### EXERCISE REQUIREMENTS
Every record has to be written out exactly, with no line missing.

——————————

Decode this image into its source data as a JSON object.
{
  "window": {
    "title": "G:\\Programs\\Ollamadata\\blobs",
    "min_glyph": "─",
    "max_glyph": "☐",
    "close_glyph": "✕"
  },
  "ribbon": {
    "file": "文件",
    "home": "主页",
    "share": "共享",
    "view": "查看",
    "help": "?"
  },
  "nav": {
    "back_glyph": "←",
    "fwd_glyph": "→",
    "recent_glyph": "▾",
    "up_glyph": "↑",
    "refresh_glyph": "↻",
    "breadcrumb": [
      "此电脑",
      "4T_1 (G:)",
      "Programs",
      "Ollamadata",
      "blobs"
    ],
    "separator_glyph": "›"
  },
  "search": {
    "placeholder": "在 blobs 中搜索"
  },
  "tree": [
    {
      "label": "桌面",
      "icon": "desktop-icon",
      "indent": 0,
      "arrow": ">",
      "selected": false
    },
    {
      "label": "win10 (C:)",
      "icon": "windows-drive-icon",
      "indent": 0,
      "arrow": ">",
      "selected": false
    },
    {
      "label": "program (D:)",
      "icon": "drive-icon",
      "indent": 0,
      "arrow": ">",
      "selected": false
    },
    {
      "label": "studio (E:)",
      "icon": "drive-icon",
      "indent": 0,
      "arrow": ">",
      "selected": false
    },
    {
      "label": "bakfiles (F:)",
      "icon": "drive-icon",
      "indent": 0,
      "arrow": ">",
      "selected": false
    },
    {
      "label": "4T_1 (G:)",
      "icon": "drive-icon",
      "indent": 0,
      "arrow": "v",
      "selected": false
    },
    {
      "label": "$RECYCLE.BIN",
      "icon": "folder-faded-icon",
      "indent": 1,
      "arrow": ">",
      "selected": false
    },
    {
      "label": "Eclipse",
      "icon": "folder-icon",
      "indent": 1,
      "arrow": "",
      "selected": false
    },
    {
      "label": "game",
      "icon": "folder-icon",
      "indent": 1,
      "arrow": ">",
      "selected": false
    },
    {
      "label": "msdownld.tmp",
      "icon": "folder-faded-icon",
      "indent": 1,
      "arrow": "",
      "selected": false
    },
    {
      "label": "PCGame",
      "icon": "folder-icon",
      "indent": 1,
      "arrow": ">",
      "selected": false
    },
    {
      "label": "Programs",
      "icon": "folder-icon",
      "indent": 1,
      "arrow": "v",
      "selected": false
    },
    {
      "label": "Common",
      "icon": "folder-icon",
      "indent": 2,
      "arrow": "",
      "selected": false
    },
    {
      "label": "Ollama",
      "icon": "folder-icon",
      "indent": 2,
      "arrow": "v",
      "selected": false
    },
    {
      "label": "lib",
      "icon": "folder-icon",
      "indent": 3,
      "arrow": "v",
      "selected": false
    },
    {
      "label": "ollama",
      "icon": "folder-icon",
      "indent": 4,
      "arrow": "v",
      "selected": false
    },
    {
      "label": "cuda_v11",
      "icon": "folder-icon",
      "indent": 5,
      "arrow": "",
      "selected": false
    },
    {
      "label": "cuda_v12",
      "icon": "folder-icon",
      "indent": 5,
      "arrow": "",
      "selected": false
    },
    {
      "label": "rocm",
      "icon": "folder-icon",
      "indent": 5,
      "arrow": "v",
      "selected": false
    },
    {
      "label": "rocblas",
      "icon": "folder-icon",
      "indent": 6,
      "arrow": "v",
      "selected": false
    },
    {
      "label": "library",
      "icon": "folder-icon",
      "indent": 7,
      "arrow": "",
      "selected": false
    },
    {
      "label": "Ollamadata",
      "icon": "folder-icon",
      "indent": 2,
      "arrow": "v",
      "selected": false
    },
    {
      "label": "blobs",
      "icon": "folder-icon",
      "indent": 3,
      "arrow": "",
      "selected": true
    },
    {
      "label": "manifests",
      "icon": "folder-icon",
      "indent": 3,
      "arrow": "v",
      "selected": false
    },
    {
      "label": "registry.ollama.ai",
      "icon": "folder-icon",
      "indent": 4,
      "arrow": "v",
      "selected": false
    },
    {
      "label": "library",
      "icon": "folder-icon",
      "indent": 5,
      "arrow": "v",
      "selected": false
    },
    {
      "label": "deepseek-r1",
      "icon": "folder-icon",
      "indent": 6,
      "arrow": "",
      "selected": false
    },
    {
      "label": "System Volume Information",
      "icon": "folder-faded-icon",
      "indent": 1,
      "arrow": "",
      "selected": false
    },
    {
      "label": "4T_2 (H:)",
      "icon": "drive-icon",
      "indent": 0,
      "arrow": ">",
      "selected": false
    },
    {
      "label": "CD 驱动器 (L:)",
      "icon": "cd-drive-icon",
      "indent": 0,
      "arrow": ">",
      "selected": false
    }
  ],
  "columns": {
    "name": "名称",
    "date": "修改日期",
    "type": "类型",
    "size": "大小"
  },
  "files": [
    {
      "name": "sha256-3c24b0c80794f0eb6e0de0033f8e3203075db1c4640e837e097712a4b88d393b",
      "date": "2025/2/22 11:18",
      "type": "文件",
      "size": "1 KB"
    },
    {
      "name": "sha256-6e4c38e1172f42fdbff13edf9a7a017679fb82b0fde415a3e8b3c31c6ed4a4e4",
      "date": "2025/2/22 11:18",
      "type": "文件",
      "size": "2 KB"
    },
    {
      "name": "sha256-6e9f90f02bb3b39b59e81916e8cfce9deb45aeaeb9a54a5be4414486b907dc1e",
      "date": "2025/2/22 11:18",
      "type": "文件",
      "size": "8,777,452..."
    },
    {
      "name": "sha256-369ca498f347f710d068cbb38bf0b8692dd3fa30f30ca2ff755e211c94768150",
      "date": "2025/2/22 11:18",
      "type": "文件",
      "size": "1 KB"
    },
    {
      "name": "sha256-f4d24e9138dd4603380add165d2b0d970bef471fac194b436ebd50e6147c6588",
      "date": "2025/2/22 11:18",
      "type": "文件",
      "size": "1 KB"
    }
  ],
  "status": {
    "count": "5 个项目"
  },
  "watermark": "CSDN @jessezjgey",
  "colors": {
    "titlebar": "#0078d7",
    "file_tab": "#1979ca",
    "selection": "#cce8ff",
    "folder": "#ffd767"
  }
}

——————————

### SOLUTION FOR THIS PROBLEM
Decode this image into its source data as a JSON object.
{
  "window": {
    "title": "G:\\Programs\\Ollamadata\\blobs",
    "min_glyph": "─",
    "max_glyph": "☐",
    "close_glyph": "✕"
  },
  "ribbon": {
    "file": "文件",
    "home": "主页",
    "share": "共享",
    "view": "查看",
    "help": "?"
  },
  "nav": {
    "back_glyph": "←",
    "fwd_glyph": "→",
    "recent_glyph": "▾",
    "up_glyph": "↑",
    "refresh_glyph": "↻",
    "breadcrumb": [
      "此电脑",
      "4T_1 (G:)",
      "Programs",
      "Ollamadata",
      "blobs"
    ],
    "separator_glyph": "›"
  },
  "search": {
    "placeholder": "在 blobs 中搜索"
  },
  "tree": [
    {
      "label": "桌面",
      "icon": "desktop-icon",
      "indent": 0,
      "arrow": ">",
      "selected": false
    },
    {
      "label": "win10 (C:)",
      "icon": "windows-drive-icon",
      "indent": 0,
      "arrow": ">",
      "selected": false
    },
    {
      "label": "program (D:)",
      "icon": "drive-icon",
      "indent": 0,
      "arrow": ">",
      "selected": false
    },
    {
      "label": "studio (E:)",
      "icon": "drive-icon",
      "indent": 0,
      "arrow": ">",
      "selected": false
    },
    {
      "label": "bakfiles (F:)",
      "icon": "drive-icon",
      "indent": 0,
      "arrow": ">",
      "selected": false
    },
    {
      "label": "4T_1 (G:)",
      "icon": "drive-icon",
      "indent": 0,
      "arrow": "v",
      "selected": false
    },
    {
      "label": "$RECYCLE.BIN",
      "icon": "folder-faded-icon",
      "indent": 1,
      "arrow": ">",
      "selected": false
    },
    {
      "label": "Eclipse",
      "icon": "folder-icon",
      "indent": 1,
      "arrow": "",
      "selected": false
    },
    {
      "label": "game",
      "icon": "folder-icon",
      "indent": 1,
      "arrow": ">",
      "selected": false
    },
    {
      "label": "msdownld.tmp",
      "icon": "folder-faded-icon",
      "indent": 1,
      "arrow": "",
      "selected": false
    },
    {
      "label": "PCGame",
      "icon": "folder-icon",
      "indent": 1,
      "arrow": ">",
      "selected": false
    },
    {
      "label": "Programs",
      "icon": "folder-icon",
      "indent": 1,
      "arrow": "v",
      "selected": false
    },
    {
      "label": "Common",
      "icon": "folder-icon",
      "indent": 2,
      "arrow": "",
      "selected": false
    },
    {
      "label": "Ollama",
      "icon": "folder-icon",
      "indent": 2,
      "arrow": "v",
      "selected": false
    },
    {
      "label": "lib",
      "icon": "folder-icon",
      "indent": 3,
      "arrow": "v",
      "selected": false
    },
    {
      "label": "ollama",
      "icon": "folder-icon",
      "indent": 4,
      "arrow": "v",
      "selected": false
    },
    {
      "label": "cuda_v11",
      "icon": "folder-icon",
      "indent": 5,
      "arrow": "",
      "selected": false
    },
    {
      "label": "cuda_v12",
      "icon": "folder-icon",
      "indent": 5,
      "arrow": "",
      "selected": false
    },
    {
      "label": "rocm",
      "icon": "folder-icon",
      "indent": 5,
      "arrow": "v",
      "selected": false
    },
    {
      "label": "rocblas",
      "icon": "folder-icon",
      "indent": 6,
      "arrow": "v",
      "selected": false
    },
    {
      "label": "library",
      "icon": "folder-icon",
      "indent": 7,
      "arrow": "",
      "selected": false
    },
    {
      "label": "Ollamadata",
      "icon": "folder-icon",
      "indent": 2,
      "arrow": "v",
      "selected": false
    },
    {
      "label": "blobs",
      "icon": "folder-icon",
      "indent": 3,
      "arrow": "",
      "selected": true
    },
    {
      "label": "manifests",
      "icon": "folder-icon",
      "indent": 3,
      "arrow": "v",
      "selected": false
    },
    {
      "label": "registry.ollama.ai",
      "icon": "folder-icon",
      "indent": 4,
      "arrow": "v",
      "selected": false
    },
    {
      "label": "library",
      "icon": "folder-icon",
      "indent": 5,
      "arrow": "v",
      "selected": false
    },
    {
      "label": "deepseek-r1",
      "icon": "folder-icon",
      "indent": 6,
      "arrow": "",
      "selected": false
    },
    {
      "label": "System Volume Information",
      "icon": "folder-faded-icon",
      "indent": 1,
      "arrow": "",
      "selected": false
    },
    {
      "label": "4T_2 (H:)",
      "icon": "drive-icon",
      "indent": 0,
      "arrow": ">",
      "selected": false
    },
    {
      "label": "CD 驱动器 (L:)",
      "icon": "cd-drive-icon",
      "indent": 0,
      "arrow": ">",
      "selected": false
    }
  ],
  "columns": {
    "name": "名称",
    "date": "修改日期",
    "type": "类型",
    "size": "大小"
  },
  "files": [
    {
      "name": "sha256-3c24b0c80794f0eb6e0de0033f8e3203075db1c4640e837e097712a4b88d393b",
      "date": "2025/2/22 11:18",
      "type": "文件",
      "size": "1 KB"
    },
    {
      "name": "sha256-6e4c38e1172f42fdbff13edf9a7a017679fb82b0fde415a3e8b3c31c6ed4a4e4",
      "date": "2025/2/22 11:18",
      "type": "文件",
      "size": "2 KB"
    },
    {
      "name": "sha256-6e9f90f02bb3b39b59e81916e8cfce9deb45aeaeb9a54a5be4414486b907dc1e",
      "date": "2025/2/22 11:18",
      "type": "文件",
      "size": "8,777,452..."
    },
    {
      "name": "sha256-369ca498f347f710d068cbb38bf0b8692dd3fa30f30ca2ff755e211c94768150",
      "date": "2025/2/22 11:18",
      "type": "文件",
      "size": "1 KB"
    },
    {
      "name": "sha256-f4d24e9138dd4603380add165d2b0d970bef471fac194b436ebd50e6147c6588",
      "date": "2025/2/22 11:18",
      "type": "文件",
      "size": "1 KB"
    }
  ],
  "status": {
    "count": "5 个项目"
  },
  "watermark": "CSDN @jessezjgey",
  "colors": {
    "titlebar": "#0078d7",
    "file_tab": "#1979ca",
    "selection": "#cce8ff",
    "folder": "#ffd767"
  }
}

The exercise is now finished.